I kept walking upstream looking for any sign of steelhead. There were none to be found. About 150 yards upstream I ran into a guy who said he’d caught two out of a swift moving run. Some of the spots I’ve fished for 4-5 years were so deep with green water, you couldn’t see to the bottom. I periodically stopped and blind fished some runs, but with no luck. It wasn’t until I was just below the private property line on that stretch of water that I finally saw the shadow of two medium sized steelhead darting around on the slate bottom of a deep pool. I cast a line to them with no response.
Soon my phone was ringing and it was Jon on the other end telling me that he’d walked down to the Rt. 20 Bridge with no success. He’d watched one fisherman get into battle with two fish, but he personally had not laid eyes on a fish. We decided to meet back at the truck and go to our last ditch spot, Walnut Creek. Everyone has mixed feelings about fishing Walnut Creek but if you are in a steelhead pinch and just want to find fish, Walnut typically delivers. We arrived at the Walnut Creek parking lot in the early afternoon. There was a large group of guys lining the run below the first set of waterfalls along Manchester Road. As we walked by, we could see from above that there were at least a half-dozen good steelhead that these guys were fishing too. We walked up to the Manchester Hole and found half-dozen guys wetting lines. As we walked around them we saw a small number of steelhead, some were good sized. We walked all the way up to the falls and only saw a couple fish in the deeper water along the way. The area around the falls was almost unfishable because of the heavy flows coming down, although I’m sure there were a couple fish in the heavy water.

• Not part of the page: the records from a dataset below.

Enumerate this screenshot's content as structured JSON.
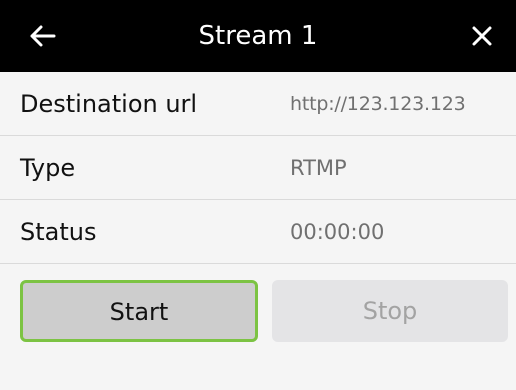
{
  "header": {
    "title": "Stream 1",
    "back_icon": "arrow-left-icon",
    "close_icon": "close-icon"
  },
  "rows": [
    {
      "label": "Destination url",
      "value": "http://123.123.123"
    },
    {
      "label": "Type",
      "value": "RTMP"
    },
    {
      "label": "Status",
      "value": "00:00:00"
    }
  ],
  "buttons": {
    "start_label": "Start",
    "stop_label": "Stop"
  },
  "colors": {
    "header_bg": "#000000",
    "accent_green": "#7cc343",
    "start_bg": "#cdcdcd",
    "stop_bg": "#e4e4e6"
  }
}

We decided to walk back down to the bridge and head down to where we’d seen the large group fishing. When we arrived, the group had thinned out, which was surprising because there were still fish in the run. After a couple of casts my line suddenly took off like a lightning bolt and I had a good fish on. I fought him for a couple of minutes but had trouble getting him close enough to beach on the bank with my ten-foot rod. Jon went to net him and I’d forgotten to loosen my drag. The fish had one last run in him and he was off. A few minutes later I hooked and landed a smaller steelhead that was close to 20”. Two other guys next to me were hooking fish consistently. After I saw a half-dozen decent fish landed out of the run, things slowed down considerably. It was getting late in the afternoon and Jon and I decided to spend thirty more minutes up on Manchester Hole because we’d seen most people leave. When we got back up there I put on a white Crystal Meth pattern and went low and slow. On my second cast my indicator shot under and a really nice steelhead shot upstream. On his run he took Jon’s line with him. Eventually Jon’s line came unhooked and I fought him briefly, but unfortunately he broke my 4X tippet. After a few more casts we decided to call it day. We both had frozen feet and we were both exhausted from no sleep and not looking forward to a five and a half hour drive home. We walked back to my truck, got our gear off and headed to the Avonia Tavern for wings before making the long trek home. We’ll be back in March for the spring run.